For further reading see Hannah Pakula (2010), The Last Empress: Madame Chiang Kai-shek and the Birth of Modern China, London: Phoenix, pp. 225-227; Stella Dong (2001), Shanghai: The Rise and Fall of a Decadent City, New York: Harper Perennial, pp. 212-217; Taras Grescoe (2016), Shanghai Grand: Forbidden Love and International Intrigue on the Eve of the Second World War, London: Macmillan, pp. 19-28.
Most major powers in Shanghai had small military units. There was also a multinational militia of “weekend warriors” made up of businessmen who in times of crisis would help defend the International Settlement. There were over 20 units representing many nationalities – the Shanghai Scottish, the Light Horse, an American unit, a Portuguese unit and whole regiment of uniformed, salaried White Russians. The French had units of Vietnamese soldiers commanded by French officers to defend the French Concession.
Winston was one of the “weekend warriors” and he took the opportunity to take numerous photographs of the defences on the northern boundary of the International Settlement and daily life for the militia during the hostilities in that cold Winter from late January to early March 1932. He may well have been in the Light Horse. He certainly knew how to ride, was a member of the Shanghai hunt and took several photographs of the Light Horse on patrol.
In the album there is a photograph of a contemporary map showing the war zone (img177) which shows the location of many of the photographs in the album – the border of the International Settlement, North Station, Chapei which was heavily bombed by the Japanese, Kiangwan and its International Racecourse and the Woosung Forts.
Winston’s photographs include the defences at Honan Road (img120, 122, 130-131, 137, 148-149 & 205) and Cunningham Road (img121 & 132), the international defenders at Blockhouse B (img134 &141) and the White Russians at Blockhouse C (img127-128 & 210). The weather was cold and the waiting was long (img138 & 146), plenty of time for reading the newspaper or writing letters (img136 & 140) or having a beer (img228-229). Long hours were spent at the sandbag emplacements (img153, 217 & 224) sheltering with umbrellas if it rained (img150 & 160).

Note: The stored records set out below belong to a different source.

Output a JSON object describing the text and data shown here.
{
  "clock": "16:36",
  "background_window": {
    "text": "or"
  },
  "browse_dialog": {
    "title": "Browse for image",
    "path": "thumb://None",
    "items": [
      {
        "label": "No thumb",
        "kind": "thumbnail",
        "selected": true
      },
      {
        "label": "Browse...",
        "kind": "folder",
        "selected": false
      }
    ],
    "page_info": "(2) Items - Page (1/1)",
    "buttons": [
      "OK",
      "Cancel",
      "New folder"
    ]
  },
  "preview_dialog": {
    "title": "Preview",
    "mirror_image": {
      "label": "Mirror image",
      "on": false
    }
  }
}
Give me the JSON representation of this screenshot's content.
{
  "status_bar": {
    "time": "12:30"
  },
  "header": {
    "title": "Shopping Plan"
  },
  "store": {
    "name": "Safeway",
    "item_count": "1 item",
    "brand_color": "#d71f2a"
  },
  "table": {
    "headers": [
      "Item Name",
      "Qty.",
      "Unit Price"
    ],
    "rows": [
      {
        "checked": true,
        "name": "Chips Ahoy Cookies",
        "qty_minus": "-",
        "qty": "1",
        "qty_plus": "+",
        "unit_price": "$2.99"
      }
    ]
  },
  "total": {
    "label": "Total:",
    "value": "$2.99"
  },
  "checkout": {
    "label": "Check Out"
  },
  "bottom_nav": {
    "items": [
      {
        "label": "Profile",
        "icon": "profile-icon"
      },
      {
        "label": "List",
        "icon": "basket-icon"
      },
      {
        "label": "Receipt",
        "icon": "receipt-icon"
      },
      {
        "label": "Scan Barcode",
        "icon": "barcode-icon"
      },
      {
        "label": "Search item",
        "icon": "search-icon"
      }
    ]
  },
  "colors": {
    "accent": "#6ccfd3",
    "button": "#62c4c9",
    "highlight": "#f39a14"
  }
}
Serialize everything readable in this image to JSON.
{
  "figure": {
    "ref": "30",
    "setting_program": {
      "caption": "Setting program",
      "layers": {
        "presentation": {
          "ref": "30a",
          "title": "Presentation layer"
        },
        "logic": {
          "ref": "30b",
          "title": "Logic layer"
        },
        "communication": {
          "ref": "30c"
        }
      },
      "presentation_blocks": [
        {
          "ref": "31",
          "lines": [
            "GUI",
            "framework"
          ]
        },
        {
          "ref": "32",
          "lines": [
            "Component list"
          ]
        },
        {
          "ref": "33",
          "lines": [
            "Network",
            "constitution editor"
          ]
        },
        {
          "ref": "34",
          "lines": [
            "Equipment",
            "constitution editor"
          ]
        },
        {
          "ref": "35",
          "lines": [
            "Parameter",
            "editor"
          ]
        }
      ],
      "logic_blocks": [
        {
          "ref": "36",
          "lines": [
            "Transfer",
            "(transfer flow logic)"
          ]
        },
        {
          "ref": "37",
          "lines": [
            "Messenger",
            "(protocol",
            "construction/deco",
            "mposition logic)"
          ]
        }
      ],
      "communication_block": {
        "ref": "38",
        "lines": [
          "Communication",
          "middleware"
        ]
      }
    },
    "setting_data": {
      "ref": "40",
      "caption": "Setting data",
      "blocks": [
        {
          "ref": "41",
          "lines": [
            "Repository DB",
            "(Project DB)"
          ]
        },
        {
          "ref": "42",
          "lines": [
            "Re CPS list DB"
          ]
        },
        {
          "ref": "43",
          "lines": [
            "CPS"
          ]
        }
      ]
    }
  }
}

But when you had the time, there was the White Horse Inn to visit for a drink (img222) and the evening’s entertainment at the Cunningham Club started at 8.30 pm featuring a chorus line of young dancers (img163). The cost of seat in the stalls was only 20 cents.
Winston photographed a few soldiers from the Chinese 19th Route Army who valiantly defended Shanghai (img123) and img167 shows the Winter dress of one of these soldiers. Winston went out on patrol with the Light Horse (img230-233) and also photographed the Light Horse taking over the cleaning of billets from the Shanghai Scottish (img212). No doubt the Light Horse considered themselves perfectionists. Two images show a member of the Light Horse probably at the billets they used (img218 & 226). A sentry is shown in img216 and a guard sits outside the Elgin Road School on the boundary of the International Settlement in img214. It appears that the militia used a nearby temple as their barracks (img151, 154, 164-166, 225, 227).
There are several images of the blackened shell of North Station, which was located just outside the International Settlement and a major objective of the Japanese attack (img124-125, 129, 133, 203 & 205). Chapei was mercilessly bombed by the Japanese, the foreign press calling Admiral Shiozawa a “baby killer”. It was estimated that 85% of Chapei was destroyed with thousands of Chinese civilians killed or wounded. Chinese refugees are shown in the ruins of Chapei (img126 & 209) and there are many images of the destruction particularly near the railway line (img139, 145, 147, 157-159, 162 & 206-206a).